“We are excited to initiate our clinical development of CBD in these pediatric patients, for whom current treatments are insufficient. We plan to dose our first human subject in the first quarter of 2015 in a Phase I setting,” said Insys’ President and Chief Executive Officer, Michael L. Babich. “Numerous investigators are waiting to receive our finished pharmaceutical dosage product to study several other potential indications for CBD. With DEA approval to manufacture CBD in hand, we are now in a position to supply product to these investigators.”

Source: Insys Therapeutics, Inc.

Last updated: 10/21/14; 11:40am EST

Cannabics Pharmaceuticals Inc.

Ministry of Health in Israel Grants Cannabics Pharmaceuticals Cannabinoid R&D Lab Certification

Cannabics Pharmaceuticals Inc. recently announced that it has received Government Certification from the Ministry of Health in Israel for establishing an advanced Research and Discovery laboratory dedicated to medical research in the cannabinoid science field.

US-based Cannabics Pharmaceuticals, founded in 2012 by a group of researchers from the fields of molecular biology, cancer research and pharmacology, is a development company focused on the development and commercialization of advanced drugs, therapies, food supplements and administration routes based on the wide range of active ingredients found in diverse and unique strains of the Cannabis plant. The company’s goal is to be one of the first few companies in the world to commercialize indication specific and clinically tested cannabis-based medical products.

Cannabics is currently in advanced preparations for the launch of a series of clinical studies in leading medical centers in Israel, where the company’s R&D division is located. Its new cutting-edge laboratory is designed to employ novel technologies intended for developing innovative cannabinoid-based therapies for various debilitating conditions.

“The exciting scientific field of cannabinoid research has been largely neglected throughout most of the 20th century due to a total ban on this field of research. Thus, the available scientific knowledge regarding active cannabinoids and their mechanisms of action in various disease pathways is dramatically lacking in comparison to other therapeutic fields. There is a huge space of uncharted territory to explore with regards to the potential therapeutic roles of this class of compounds for diverse indications,” said De. Zohar Koren, CEO, Cannabics Pharmaceuticals.

The company said that it is especially interested in developing cannabinoid-based therapies for treatment of cancer. Cannabics’ current flagship product is CANNABICS SR, an IP pending medical cannabis capsule designed specifically for cancer patients as a palliative care treatment.

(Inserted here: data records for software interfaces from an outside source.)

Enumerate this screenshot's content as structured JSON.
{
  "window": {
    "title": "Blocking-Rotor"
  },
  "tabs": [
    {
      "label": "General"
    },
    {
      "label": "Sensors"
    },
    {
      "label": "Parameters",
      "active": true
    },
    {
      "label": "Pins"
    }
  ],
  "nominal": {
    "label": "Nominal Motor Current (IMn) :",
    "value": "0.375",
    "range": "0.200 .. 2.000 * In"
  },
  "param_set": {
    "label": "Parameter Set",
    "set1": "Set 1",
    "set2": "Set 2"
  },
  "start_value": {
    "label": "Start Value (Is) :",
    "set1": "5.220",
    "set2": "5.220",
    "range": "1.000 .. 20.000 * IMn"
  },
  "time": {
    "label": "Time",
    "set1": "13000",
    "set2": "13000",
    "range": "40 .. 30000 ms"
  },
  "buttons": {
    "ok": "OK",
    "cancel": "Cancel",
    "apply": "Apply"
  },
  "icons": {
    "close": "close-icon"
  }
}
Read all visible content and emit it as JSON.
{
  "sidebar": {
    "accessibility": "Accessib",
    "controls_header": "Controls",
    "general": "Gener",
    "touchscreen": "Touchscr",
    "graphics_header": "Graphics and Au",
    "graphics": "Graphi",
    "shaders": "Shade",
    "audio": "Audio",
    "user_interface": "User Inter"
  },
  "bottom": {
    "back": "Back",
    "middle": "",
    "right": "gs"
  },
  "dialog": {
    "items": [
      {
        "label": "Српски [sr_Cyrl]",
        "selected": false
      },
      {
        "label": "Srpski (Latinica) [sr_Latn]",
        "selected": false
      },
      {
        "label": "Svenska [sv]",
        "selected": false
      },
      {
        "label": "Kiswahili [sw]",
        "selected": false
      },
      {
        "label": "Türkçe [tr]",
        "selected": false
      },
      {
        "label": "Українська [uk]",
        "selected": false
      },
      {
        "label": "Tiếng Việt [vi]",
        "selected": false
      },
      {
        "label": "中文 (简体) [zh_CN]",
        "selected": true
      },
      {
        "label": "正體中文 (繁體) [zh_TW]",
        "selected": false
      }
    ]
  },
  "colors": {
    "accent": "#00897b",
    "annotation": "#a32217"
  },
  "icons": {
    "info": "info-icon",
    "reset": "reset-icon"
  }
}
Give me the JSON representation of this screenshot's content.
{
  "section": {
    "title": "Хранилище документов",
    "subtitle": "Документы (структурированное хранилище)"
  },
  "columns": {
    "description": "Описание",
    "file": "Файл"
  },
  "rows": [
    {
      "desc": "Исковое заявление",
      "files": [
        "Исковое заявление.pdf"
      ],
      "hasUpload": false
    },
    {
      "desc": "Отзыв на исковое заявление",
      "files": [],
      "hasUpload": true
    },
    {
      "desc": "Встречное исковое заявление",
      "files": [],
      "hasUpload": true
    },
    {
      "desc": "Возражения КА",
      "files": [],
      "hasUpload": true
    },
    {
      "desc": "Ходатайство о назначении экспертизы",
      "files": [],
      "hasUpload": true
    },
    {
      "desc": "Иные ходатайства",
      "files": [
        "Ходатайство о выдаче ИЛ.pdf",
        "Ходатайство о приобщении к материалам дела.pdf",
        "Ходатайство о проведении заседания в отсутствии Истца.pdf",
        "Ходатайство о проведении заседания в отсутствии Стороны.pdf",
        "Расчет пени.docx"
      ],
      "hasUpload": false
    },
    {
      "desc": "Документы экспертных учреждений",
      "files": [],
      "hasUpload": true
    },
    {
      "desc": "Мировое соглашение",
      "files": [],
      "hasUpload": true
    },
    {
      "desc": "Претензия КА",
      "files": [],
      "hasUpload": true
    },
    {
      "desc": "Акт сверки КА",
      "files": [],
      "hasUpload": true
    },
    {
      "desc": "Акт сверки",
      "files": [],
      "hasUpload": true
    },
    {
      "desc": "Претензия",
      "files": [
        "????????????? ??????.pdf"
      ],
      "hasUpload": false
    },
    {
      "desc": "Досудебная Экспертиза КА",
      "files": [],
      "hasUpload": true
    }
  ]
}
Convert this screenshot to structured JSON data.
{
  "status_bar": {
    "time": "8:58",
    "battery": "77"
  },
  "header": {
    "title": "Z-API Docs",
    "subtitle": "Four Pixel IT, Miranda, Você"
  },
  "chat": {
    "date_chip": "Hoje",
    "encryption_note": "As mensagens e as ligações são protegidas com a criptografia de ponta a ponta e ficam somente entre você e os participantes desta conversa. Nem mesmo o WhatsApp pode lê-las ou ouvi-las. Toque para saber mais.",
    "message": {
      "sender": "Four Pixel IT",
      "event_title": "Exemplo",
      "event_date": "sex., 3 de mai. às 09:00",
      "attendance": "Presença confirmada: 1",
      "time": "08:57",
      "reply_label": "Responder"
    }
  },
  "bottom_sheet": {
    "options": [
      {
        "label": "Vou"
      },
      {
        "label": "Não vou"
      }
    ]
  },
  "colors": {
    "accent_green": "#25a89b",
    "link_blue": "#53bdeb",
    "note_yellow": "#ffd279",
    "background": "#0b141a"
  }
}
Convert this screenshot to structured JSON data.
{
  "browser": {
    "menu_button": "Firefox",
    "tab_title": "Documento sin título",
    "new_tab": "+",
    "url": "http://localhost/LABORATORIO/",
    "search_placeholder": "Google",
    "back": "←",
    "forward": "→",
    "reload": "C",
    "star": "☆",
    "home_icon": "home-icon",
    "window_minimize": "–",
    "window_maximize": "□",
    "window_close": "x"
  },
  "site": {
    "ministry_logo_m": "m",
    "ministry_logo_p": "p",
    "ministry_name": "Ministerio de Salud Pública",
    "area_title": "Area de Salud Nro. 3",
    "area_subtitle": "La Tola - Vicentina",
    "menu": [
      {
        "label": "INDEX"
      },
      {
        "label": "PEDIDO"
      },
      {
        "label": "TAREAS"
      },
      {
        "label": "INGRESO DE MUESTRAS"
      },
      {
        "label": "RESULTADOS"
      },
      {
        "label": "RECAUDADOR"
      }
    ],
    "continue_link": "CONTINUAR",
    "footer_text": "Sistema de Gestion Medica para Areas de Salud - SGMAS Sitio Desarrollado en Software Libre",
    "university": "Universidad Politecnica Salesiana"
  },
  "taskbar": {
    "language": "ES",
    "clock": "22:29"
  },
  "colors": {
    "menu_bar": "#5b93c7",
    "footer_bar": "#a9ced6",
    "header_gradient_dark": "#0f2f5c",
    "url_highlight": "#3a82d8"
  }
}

In observational studies, the company’s proprietary SR technology has shown the ability to provide 10-12 hours of steady state beneficial therapeutic effects profile, and thus allows for a convenient oral once-per-day dosing regimen of medical cannabis for patients.

“The unique properties of active cannabinoids as tumor cell proliferation inhibitors and apoptosis inducers has been known for decades, however this field has never received the appropriate scientific attention it deserves as a potential source for anti-cancer therapies,” said Dr. Eyal Ballan, Chief Technology Officer, Cannabics Pharmaceuticals. “Our new and expansive laboratory will enable us to perform our advanced research program in this field.”

Source: Cannabics Pharmaceuticals, Inc.

Last updated: 10/21/14; 10:10am EST